TRY IT: Please retype all the data below exactly, line for line.
-------- MATERIAL TO PROCESS
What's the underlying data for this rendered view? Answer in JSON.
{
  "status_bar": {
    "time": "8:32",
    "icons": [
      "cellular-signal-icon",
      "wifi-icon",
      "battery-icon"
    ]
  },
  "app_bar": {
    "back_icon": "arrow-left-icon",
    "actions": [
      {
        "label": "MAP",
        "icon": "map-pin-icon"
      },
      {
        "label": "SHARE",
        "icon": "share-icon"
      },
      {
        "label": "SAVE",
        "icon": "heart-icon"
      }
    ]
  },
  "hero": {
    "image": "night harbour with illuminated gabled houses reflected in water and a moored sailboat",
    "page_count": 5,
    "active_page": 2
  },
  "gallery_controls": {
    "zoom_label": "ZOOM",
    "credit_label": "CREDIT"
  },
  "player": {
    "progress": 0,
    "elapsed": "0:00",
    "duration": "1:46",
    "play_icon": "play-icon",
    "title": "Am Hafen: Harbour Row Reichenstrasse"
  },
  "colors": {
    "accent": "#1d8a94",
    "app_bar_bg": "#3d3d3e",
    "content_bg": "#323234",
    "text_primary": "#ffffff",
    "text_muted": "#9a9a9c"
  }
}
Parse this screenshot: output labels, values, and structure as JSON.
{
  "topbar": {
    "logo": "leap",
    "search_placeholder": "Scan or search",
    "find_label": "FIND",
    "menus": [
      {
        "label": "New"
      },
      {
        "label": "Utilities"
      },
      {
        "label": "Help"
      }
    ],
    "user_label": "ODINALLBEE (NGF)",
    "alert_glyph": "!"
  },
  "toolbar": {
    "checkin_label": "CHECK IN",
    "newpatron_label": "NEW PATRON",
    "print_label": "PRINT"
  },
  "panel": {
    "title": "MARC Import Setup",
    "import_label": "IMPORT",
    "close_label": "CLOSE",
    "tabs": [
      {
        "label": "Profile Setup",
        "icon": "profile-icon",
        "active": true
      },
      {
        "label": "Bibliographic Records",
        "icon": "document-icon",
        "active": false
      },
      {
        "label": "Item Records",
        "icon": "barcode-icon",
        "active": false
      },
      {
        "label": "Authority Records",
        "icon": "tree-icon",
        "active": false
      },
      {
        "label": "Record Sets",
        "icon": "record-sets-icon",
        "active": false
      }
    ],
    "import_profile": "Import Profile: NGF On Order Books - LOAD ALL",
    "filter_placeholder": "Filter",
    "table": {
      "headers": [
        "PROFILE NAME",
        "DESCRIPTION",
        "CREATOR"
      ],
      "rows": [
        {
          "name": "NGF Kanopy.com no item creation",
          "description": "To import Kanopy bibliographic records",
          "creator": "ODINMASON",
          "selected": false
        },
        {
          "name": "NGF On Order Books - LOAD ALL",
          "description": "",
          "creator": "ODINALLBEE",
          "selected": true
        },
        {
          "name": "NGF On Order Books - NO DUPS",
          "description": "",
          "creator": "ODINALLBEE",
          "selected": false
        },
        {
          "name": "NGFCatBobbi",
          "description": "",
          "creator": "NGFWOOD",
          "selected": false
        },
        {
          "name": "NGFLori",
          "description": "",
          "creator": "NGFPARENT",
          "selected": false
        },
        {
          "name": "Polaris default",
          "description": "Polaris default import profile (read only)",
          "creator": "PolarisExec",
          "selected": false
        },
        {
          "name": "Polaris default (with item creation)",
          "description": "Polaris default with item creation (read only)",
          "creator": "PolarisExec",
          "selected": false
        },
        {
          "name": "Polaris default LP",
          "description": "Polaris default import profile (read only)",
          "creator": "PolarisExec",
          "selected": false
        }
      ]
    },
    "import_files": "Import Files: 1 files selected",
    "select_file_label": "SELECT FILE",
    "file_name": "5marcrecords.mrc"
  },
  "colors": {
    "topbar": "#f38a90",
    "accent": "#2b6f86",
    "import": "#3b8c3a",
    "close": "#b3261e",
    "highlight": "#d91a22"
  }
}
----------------
TASK RESULT:
What's the underlying data for this rendered view? Answer in JSON.
{
  "status_bar": {
    "time": "8:32",
    "icons": [
      "cellular-signal-icon",
      "wifi-icon",
      "battery-icon"
    ]
  },
  "app_bar": {
    "back_icon": "arrow-left-icon",
    "actions": [
      {
        "label": "MAP",
        "icon": "map-pin-icon"
      },
      {
        "label": "SHARE",
        "icon": "share-icon"
      },
      {
        "label": "SAVE",
        "icon": "heart-icon"
      }
    ]
  },
  "hero": {
    "image": "night harbour with illuminated gabled houses reflected in water and a moored sailboat",
    "page_count": 5,
    "active_page": 2
  },
  "gallery_controls": {
    "zoom_label": "ZOOM",
    "credit_label": "CREDIT"
  },
  "player": {
    "progress": 0,
    "elapsed": "0:00",
    "duration": "1:46",
    "play_icon": "play-icon",
    "title": "Am Hafen: Harbour Row Reichenstrasse"
  },
  "colors": {
    "accent": "#1d8a94",
    "app_bar_bg": "#3d3d3e",
    "content_bg": "#323234",
    "text_primary": "#ffffff",
    "text_muted": "#9a9a9c"
  }
}
Parse this screenshot: output labels, values, and structure as JSON.
{
  "topbar": {
    "logo": "leap",
    "search_placeholder": "Scan or search",
    "find_label": "FIND",
    "menus": [
      {
        "label": "New"
      },
      {
        "label": "Utilities"
      },
      {
        "label": "Help"
      }
    ],
    "user_label": "ODINALLBEE (NGF)",
    "alert_glyph": "!"
  },
  "toolbar": {
    "checkin_label": "CHECK IN",
    "newpatron_label": "NEW PATRON",
    "print_label": "PRINT"
  },
  "panel": {
    "title": "MARC Import Setup",
    "import_label": "IMPORT",
    "close_label": "CLOSE",
    "tabs": [
      {
        "label": "Profile Setup",
        "icon": "profile-icon",
        "active": true
      },
      {
        "label": "Bibliographic Records",
        "icon": "document-icon",
        "active": false
      },
      {
        "label": "Item Records",
        "icon": "barcode-icon",
        "active": false
      },
      {
        "label": "Authority Records",
        "icon": "tree-icon",
        "active": false
      },
      {
        "label": "Record Sets",
        "icon": "record-sets-icon",
        "active": false
      }
    ],
    "import_profile": "Import Profile: NGF On Order Books - LOAD ALL",
    "filter_placeholder": "Filter",
    "table": {
      "headers": [
        "PROFILE NAME",
        "DESCRIPTION",
        "CREATOR"
      ],
      "rows": [
        {
          "name": "NGF Kanopy.com no item creation",
          "description": "To import Kanopy bibliographic records",
          "creator": "ODINMASON",
          "selected": false
        },
        {
          "name": "NGF On Order Books - LOAD ALL",
          "description": "",
          "creator": "ODINALLBEE",
          "selected": true
        },
        {
          "name": "NGF On Order Books - NO DUPS",
          "description": "",
          "creator": "ODINALLBEE",
          "selected": false
        },
        {
          "name": "NGFCatBobbi",
          "description": "",
          "creator": "NGFWOOD",
          "selected": false
        },
        {
          "name": "NGFLori",
          "description": "",
          "creator": "NGFPARENT",
          "selected": false
        },
        {
          "name": "Polaris default",
          "description": "Polaris default import profile (read only)",
          "creator": "PolarisExec",
          "selected": false
        },
        {
          "name": "Polaris default (with item creation)",
          "description": "Polaris default with item creation (read only)",
          "creator": "PolarisExec",
          "selected": false
        },
        {
          "name": "Polaris default LP",
          "description": "Polaris default import profile (read only)",
          "creator": "PolarisExec",
          "selected": false
        }
      ]
    },
    "import_files": "Import Files: 1 files selected",
    "select_file_label": "SELECT FILE",
    "file_name": "5marcrecords.mrc"
  },
  "colors": {
    "topbar": "#f38a90",
    "accent": "#2b6f86",
    "import": "#3b8c3a",
    "close": "#b3261e",
    "highlight": "#d91a22"
  }
}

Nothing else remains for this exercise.